__Work request__:
For every line in the entries that contains "JSON", show the whole line.

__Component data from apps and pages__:
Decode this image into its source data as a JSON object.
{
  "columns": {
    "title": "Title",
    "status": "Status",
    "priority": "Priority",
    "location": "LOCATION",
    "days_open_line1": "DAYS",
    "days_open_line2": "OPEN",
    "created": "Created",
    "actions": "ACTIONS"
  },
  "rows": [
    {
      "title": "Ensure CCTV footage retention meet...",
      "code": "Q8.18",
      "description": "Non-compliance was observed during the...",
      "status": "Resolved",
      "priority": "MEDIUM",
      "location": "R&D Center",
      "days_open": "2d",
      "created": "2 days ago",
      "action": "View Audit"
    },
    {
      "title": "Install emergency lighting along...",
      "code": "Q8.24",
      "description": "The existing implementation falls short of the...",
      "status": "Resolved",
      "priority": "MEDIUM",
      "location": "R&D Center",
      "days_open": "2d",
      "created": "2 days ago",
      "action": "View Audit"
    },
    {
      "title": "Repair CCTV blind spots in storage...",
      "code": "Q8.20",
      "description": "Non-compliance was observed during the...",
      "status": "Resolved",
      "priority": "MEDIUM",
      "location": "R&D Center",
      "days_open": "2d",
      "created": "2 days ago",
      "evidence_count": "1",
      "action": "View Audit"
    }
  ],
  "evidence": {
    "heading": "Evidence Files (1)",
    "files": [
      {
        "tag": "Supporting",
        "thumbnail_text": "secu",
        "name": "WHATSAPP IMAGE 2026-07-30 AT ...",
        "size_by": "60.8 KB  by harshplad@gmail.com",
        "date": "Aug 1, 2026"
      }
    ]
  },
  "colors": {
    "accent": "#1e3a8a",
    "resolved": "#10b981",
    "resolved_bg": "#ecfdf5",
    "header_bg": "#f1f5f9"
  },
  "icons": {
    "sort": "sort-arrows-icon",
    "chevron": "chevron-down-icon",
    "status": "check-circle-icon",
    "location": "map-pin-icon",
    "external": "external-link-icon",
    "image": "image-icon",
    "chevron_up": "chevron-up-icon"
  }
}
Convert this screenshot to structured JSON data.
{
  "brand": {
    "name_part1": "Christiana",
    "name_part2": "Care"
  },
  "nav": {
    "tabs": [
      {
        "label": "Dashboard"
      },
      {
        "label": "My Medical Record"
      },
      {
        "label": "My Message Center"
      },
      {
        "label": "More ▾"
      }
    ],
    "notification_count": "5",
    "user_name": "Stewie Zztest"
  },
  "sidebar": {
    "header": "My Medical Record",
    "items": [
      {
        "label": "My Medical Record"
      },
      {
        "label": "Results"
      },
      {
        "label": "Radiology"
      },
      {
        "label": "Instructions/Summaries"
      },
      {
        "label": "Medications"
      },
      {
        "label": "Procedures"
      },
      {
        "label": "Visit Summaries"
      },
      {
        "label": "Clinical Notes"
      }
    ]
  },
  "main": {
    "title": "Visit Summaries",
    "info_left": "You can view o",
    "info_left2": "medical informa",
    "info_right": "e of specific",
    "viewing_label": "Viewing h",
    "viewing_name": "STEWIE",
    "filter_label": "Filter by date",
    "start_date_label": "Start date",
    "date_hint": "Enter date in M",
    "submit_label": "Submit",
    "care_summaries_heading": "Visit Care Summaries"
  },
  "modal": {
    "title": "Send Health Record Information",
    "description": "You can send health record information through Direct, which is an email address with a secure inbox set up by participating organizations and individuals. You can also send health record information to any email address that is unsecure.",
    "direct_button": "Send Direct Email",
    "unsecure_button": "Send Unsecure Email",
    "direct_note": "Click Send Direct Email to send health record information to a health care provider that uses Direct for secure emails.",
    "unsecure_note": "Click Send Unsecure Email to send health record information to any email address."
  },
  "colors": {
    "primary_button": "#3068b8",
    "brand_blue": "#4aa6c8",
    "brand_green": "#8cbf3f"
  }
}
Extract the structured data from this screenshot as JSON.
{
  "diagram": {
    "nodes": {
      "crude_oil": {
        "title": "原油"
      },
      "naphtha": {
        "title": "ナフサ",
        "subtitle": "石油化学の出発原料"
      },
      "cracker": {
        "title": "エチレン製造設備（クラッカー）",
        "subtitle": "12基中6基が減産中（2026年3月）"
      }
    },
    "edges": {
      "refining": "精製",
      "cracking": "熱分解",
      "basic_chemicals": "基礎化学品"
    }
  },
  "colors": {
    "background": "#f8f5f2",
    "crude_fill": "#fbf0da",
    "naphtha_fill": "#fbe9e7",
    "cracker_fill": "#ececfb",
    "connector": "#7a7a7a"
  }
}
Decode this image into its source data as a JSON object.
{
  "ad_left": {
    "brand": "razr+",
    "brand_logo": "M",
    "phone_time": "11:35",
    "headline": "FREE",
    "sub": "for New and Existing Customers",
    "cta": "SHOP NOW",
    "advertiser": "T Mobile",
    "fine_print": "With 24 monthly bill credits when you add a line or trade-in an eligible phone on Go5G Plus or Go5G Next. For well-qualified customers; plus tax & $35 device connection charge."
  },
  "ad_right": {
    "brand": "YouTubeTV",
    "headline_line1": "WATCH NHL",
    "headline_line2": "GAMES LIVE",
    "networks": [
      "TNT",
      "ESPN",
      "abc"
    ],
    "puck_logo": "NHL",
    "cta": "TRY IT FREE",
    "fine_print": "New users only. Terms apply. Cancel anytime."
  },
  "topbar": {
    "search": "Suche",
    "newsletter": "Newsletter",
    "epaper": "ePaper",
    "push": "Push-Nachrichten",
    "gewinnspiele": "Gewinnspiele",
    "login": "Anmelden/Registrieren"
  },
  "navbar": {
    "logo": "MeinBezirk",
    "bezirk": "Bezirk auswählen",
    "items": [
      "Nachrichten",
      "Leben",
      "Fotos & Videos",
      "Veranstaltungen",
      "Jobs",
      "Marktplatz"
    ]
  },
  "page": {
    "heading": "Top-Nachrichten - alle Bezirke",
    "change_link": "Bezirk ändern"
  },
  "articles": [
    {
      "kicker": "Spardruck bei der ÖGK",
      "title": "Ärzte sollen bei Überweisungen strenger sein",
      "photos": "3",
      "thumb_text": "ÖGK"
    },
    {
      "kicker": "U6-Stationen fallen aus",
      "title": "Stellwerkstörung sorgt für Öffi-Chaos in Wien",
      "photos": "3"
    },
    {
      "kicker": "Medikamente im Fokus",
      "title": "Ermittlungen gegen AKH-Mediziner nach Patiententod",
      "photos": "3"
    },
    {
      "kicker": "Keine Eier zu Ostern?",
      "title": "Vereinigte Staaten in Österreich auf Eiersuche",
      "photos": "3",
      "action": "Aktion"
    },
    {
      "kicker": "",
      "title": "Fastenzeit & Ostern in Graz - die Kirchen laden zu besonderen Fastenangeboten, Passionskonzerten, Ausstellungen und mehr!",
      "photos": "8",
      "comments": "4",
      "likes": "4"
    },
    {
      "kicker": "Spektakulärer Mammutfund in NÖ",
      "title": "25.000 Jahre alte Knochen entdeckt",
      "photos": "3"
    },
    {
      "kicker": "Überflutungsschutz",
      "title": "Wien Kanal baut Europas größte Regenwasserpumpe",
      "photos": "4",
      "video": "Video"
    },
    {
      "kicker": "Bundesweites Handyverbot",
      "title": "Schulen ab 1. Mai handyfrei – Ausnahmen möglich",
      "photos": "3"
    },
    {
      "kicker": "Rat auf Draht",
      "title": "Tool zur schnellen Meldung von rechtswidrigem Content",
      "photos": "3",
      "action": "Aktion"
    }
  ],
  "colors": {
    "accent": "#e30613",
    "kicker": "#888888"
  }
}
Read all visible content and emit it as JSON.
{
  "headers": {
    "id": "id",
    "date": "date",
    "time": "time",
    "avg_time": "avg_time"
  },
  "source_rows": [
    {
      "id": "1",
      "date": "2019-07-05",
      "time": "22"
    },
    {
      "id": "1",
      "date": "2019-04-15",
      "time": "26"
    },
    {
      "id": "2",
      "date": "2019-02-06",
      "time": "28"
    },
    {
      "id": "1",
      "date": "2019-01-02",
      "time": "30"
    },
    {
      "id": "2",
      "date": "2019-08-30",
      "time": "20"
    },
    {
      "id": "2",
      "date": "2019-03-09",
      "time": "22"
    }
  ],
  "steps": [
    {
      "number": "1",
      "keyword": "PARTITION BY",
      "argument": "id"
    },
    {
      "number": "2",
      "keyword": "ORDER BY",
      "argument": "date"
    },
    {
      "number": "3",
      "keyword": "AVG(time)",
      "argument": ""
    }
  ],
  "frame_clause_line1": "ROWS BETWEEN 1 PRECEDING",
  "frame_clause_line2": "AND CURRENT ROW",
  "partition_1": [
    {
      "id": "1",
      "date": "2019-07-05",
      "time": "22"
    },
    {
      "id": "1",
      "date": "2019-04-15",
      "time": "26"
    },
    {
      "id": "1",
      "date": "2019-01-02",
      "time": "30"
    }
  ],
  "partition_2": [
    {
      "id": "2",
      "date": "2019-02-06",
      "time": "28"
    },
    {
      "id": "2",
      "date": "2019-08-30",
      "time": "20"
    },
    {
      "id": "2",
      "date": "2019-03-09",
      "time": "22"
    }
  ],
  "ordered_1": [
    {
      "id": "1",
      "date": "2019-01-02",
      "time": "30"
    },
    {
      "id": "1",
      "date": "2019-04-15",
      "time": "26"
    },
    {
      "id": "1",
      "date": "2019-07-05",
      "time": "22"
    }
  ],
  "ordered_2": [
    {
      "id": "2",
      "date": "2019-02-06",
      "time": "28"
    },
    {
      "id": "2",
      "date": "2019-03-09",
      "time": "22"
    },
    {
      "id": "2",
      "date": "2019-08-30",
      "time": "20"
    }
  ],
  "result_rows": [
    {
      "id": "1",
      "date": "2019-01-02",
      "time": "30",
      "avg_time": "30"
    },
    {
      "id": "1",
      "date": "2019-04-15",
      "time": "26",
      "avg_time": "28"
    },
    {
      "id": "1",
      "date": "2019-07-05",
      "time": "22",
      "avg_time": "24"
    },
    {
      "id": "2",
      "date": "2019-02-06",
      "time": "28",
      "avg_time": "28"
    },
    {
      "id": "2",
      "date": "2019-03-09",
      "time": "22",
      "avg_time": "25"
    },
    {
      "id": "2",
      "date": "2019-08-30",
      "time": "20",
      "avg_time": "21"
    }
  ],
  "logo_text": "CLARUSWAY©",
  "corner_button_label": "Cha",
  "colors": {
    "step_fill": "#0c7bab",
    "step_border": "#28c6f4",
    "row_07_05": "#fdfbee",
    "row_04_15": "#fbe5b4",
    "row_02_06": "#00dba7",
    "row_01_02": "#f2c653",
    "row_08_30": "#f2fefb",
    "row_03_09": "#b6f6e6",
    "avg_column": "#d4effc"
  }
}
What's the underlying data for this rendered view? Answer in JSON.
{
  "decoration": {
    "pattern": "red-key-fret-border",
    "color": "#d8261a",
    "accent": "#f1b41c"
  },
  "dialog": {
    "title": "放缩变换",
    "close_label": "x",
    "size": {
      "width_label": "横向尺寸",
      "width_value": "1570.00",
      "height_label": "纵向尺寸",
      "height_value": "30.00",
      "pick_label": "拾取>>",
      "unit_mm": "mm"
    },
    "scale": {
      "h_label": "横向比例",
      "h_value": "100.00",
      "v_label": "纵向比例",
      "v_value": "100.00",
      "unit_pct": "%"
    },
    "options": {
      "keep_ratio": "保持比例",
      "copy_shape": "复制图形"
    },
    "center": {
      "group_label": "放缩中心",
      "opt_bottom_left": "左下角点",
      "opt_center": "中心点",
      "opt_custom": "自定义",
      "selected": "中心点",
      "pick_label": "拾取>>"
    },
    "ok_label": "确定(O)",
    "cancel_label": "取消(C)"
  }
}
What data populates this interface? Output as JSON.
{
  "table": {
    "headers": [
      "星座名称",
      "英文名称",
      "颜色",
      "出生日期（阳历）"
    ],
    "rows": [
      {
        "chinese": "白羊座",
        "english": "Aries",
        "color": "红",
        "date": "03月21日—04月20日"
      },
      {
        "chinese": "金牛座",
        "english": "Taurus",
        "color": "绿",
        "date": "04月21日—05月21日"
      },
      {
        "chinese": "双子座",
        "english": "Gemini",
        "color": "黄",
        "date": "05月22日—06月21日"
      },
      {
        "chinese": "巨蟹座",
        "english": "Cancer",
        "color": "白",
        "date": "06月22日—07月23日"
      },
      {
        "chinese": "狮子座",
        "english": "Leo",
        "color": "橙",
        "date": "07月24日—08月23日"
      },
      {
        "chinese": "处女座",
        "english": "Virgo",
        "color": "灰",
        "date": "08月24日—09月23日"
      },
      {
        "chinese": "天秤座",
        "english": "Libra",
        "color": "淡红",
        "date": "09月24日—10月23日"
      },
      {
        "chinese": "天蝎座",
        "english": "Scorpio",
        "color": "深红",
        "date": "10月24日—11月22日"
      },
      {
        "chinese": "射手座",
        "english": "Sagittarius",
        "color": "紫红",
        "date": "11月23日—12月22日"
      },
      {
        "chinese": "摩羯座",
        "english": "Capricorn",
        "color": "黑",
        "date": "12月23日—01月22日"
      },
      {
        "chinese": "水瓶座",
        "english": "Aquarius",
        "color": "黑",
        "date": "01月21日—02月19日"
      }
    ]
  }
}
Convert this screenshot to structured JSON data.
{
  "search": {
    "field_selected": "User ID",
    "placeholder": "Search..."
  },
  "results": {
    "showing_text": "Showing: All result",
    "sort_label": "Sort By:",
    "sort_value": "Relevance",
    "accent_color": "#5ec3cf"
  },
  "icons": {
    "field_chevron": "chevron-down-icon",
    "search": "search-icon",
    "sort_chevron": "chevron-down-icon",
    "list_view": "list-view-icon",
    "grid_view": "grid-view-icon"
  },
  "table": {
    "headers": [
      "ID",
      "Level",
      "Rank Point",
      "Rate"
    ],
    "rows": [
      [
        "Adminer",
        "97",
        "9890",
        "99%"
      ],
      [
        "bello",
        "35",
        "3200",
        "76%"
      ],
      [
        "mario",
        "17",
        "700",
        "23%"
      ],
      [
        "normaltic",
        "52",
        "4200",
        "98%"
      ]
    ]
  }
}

__Exercise answer__:
Decode this image into its source data as a JSON object.
Convert this screenshot to structured JSON data.
Extract the structured data from this screenshot as JSON.
Decode this image into its source data as a JSON object.
Read all visible content and emit it as JSON.
What's the underlying data for this rendered view? Answer in JSON.
What data populates this interface? Output as JSON.
Convert this screenshot to structured JSON data.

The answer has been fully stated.